* **Extracted entries**
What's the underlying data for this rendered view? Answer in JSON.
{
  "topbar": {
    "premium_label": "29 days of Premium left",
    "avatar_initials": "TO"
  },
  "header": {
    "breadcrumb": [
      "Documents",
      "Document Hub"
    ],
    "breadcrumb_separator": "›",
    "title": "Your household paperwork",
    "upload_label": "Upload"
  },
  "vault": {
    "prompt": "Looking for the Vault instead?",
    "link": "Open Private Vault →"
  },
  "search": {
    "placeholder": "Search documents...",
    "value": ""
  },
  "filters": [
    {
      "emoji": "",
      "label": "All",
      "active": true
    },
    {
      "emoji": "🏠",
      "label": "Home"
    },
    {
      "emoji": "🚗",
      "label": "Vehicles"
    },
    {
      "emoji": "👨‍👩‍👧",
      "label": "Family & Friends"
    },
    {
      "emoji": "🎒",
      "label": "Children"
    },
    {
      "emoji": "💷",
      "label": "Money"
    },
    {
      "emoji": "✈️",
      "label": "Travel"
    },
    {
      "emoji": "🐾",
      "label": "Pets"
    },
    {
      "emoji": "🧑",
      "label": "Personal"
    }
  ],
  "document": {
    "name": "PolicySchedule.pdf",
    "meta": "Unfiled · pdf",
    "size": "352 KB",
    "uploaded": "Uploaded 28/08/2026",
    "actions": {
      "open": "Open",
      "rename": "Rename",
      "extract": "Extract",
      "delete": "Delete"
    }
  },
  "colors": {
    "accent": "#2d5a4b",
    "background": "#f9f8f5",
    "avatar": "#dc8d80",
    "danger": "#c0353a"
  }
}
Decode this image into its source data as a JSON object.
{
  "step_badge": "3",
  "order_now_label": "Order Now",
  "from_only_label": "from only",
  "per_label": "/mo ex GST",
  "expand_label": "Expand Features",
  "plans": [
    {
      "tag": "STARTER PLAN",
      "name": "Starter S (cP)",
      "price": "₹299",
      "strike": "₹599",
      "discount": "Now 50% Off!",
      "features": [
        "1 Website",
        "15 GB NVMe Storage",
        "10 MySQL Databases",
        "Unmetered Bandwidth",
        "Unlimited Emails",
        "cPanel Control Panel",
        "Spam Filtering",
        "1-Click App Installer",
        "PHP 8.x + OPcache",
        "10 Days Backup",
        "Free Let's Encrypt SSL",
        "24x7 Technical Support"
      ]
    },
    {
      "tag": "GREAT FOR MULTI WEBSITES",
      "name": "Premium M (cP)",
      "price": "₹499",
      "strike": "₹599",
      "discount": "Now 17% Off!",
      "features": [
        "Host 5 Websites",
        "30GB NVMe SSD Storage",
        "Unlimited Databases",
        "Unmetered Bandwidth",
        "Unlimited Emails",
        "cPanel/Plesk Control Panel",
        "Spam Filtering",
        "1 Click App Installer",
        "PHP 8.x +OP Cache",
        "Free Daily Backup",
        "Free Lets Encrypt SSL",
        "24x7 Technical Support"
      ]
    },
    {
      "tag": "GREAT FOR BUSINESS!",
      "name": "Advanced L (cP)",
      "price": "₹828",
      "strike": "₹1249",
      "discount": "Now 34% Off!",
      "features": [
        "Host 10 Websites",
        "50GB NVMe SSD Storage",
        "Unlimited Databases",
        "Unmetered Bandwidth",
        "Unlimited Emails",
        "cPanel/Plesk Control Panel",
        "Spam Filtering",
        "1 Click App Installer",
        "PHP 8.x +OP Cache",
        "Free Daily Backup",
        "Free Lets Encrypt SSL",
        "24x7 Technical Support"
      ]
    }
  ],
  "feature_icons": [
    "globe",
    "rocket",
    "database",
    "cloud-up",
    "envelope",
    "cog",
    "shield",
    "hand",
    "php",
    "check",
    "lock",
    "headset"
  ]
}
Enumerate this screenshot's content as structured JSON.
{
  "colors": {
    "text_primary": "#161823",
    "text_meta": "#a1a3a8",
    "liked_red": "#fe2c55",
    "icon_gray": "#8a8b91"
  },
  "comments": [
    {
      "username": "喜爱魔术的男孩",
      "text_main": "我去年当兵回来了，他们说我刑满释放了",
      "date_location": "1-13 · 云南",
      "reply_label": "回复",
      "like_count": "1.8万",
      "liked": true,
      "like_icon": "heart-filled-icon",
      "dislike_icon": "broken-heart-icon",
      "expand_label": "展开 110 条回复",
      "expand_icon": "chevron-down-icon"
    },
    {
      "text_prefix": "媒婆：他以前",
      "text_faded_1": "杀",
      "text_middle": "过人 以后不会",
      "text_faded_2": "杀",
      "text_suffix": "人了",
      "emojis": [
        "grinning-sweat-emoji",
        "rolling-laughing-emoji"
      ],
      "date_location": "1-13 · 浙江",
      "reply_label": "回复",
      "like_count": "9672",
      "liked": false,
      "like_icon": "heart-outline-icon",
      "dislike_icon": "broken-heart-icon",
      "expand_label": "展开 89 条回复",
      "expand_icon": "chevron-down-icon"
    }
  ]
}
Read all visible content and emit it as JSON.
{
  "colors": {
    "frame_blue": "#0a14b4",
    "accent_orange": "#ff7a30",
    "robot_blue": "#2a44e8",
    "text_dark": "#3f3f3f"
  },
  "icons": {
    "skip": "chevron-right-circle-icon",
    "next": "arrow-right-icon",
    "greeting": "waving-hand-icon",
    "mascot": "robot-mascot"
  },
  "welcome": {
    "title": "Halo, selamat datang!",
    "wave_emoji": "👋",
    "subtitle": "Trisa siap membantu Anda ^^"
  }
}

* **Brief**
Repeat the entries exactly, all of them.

* **Solution**
What's the underlying data for this rendered view? Answer in JSON.
{
  "topbar": {
    "premium_label": "29 days of Premium left",
    "avatar_initials": "TO"
  },
  "header": {
    "breadcrumb": [
      "Documents",
      "Document Hub"
    ],
    "breadcrumb_separator": "›",
    "title": "Your household paperwork",
    "upload_label": "Upload"
  },
  "vault": {
    "prompt": "Looking for the Vault instead?",
    "link": "Open Private Vault →"
  },
  "search": {
    "placeholder": "Search documents...",
    "value": ""
  },
  "filters": [
    {
      "emoji": "",
      "label": "All",
      "active": true
    },
    {
      "emoji": "🏠",
      "label": "Home"
    },
    {
      "emoji": "🚗",
      "label": "Vehicles"
    },
    {
      "emoji": "👨‍👩‍👧",
      "label": "Family & Friends"
    },
    {
      "emoji": "🎒",
      "label": "Children"
    },
    {
      "emoji": "💷",
      "label": "Money"
    },
    {
      "emoji": "✈️",
      "label": "Travel"
    },
    {
      "emoji": "🐾",
      "label": "Pets"
    },
    {
      "emoji": "🧑",
      "label": "Personal"
    }
  ],
  "document": {
    "name": "PolicySchedule.pdf",
    "meta": "Unfiled · pdf",
    "size": "352 KB",
    "uploaded": "Uploaded 28/08/2026",
    "actions": {
      "open": "Open",
      "rename": "Rename",
      "extract": "Extract",
      "delete": "Delete"
    }
  },
  "colors": {
    "accent": "#2d5a4b",
    "background": "#f9f8f5",
    "avatar": "#dc8d80",
    "danger": "#c0353a"
  }
}
Decode this image into its source data as a JSON object.
{
  "step_badge": "3",
  "order_now_label": "Order Now",
  "from_only_label": "from only",
  "per_label": "/mo ex GST",
  "expand_label": "Expand Features",
  "plans": [
    {
      "tag": "STARTER PLAN",
      "name": "Starter S (cP)",
      "price": "₹299",
      "strike": "₹599",
      "discount": "Now 50% Off!",
      "features": [
        "1 Website",
        "15 GB NVMe Storage",
        "10 MySQL Databases",
        "Unmetered Bandwidth",
        "Unlimited Emails",
        "cPanel Control Panel",
        "Spam Filtering",
        "1-Click App Installer",
        "PHP 8.x + OPcache",
        "10 Days Backup",
        "Free Let's Encrypt SSL",
        "24x7 Technical Support"
      ]
    },
    {
      "tag": "GREAT FOR MULTI WEBSITES",
      "name": "Premium M (cP)",
      "price": "₹499",
      "strike": "₹599",
      "discount": "Now 17% Off!",
      "features": [
        "Host 5 Websites",
        "30GB NVMe SSD Storage",
        "Unlimited Databases",
        "Unmetered Bandwidth",
        "Unlimited Emails",
        "cPanel/Plesk Control Panel",
        "Spam Filtering",
        "1 Click App Installer",
        "PHP 8.x +OP Cache",
        "Free Daily Backup",
        "Free Lets Encrypt SSL",
        "24x7 Technical Support"
      ]
    },
    {
      "tag": "GREAT FOR BUSINESS!",
      "name": "Advanced L (cP)",
      "price": "₹828",
      "strike": "₹1249",
      "discount": "Now 34% Off!",
      "features": [
        "Host 10 Websites",
        "50GB NVMe SSD Storage",
        "Unlimited Databases",
        "Unmetered Bandwidth",
        "Unlimited Emails",
        "cPanel/Plesk Control Panel",
        "Spam Filtering",
        "1 Click App Installer",
        "PHP 8.x +OP Cache",
        "Free Daily Backup",
        "Free Lets Encrypt SSL",
        "24x7 Technical Support"
      ]
    }
  ],
  "feature_icons": [
    "globe",
    "rocket",
    "database",
    "cloud-up",
    "envelope",
    "cog",
    "shield",
    "hand",
    "php",
    "check",
    "lock",
    "headset"
  ]
}
Enumerate this screenshot's content as structured JSON.
{
  "colors": {
    "text_primary": "#161823",
    "text_meta": "#a1a3a8",
    "liked_red": "#fe2c55",
    "icon_gray": "#8a8b91"
  },
  "comments": [
    {
      "username": "喜爱魔术的男孩",
      "text_main": "我去年当兵回来了，他们说我刑满释放了",
      "date_location": "1-13 · 云南",
      "reply_label": "回复",
      "like_count": "1.8万",
      "liked": true,
      "like_icon": "heart-filled-icon",
      "dislike_icon": "broken-heart-icon",
      "expand_label": "展开 110 条回复",
      "expand_icon": "chevron-down-icon"
    },
    {
      "text_prefix": "媒婆：他以前",
      "text_faded_1": "杀",
      "text_middle": "过人 以后不会",
      "text_faded_2": "杀",
      "text_suffix": "人了",
      "emojis": [
        "grinning-sweat-emoji",
        "rolling-laughing-emoji"
      ],
      "date_location": "1-13 · 浙江",
      "reply_label": "回复",
      "like_count": "9672",
      "liked": false,
      "like_icon": "heart-outline-icon",
      "dislike_icon": "broken-heart-icon",
      "expand_label": "展开 89 条回复",
      "expand_icon": "chevron-down-icon"
    }
  ]
}
Read all visible content and emit it as JSON.
{
  "colors": {
    "frame_blue": "#0a14b4",
    "accent_orange": "#ff7a30",
    "robot_blue": "#2a44e8",
    "text_dark": "#3f3f3f"
  },
  "icons": {
    "skip": "chevron-right-circle-icon",
    "next": "arrow-right-icon",
    "greeting": "waving-hand-icon",
    "mascot": "robot-mascot"
  },
  "welcome": {
    "title": "Halo, selamat datang!",
    "wave_emoji": "👋",
    "subtitle": "Trisa siap membantu Anda ^^"
  }
}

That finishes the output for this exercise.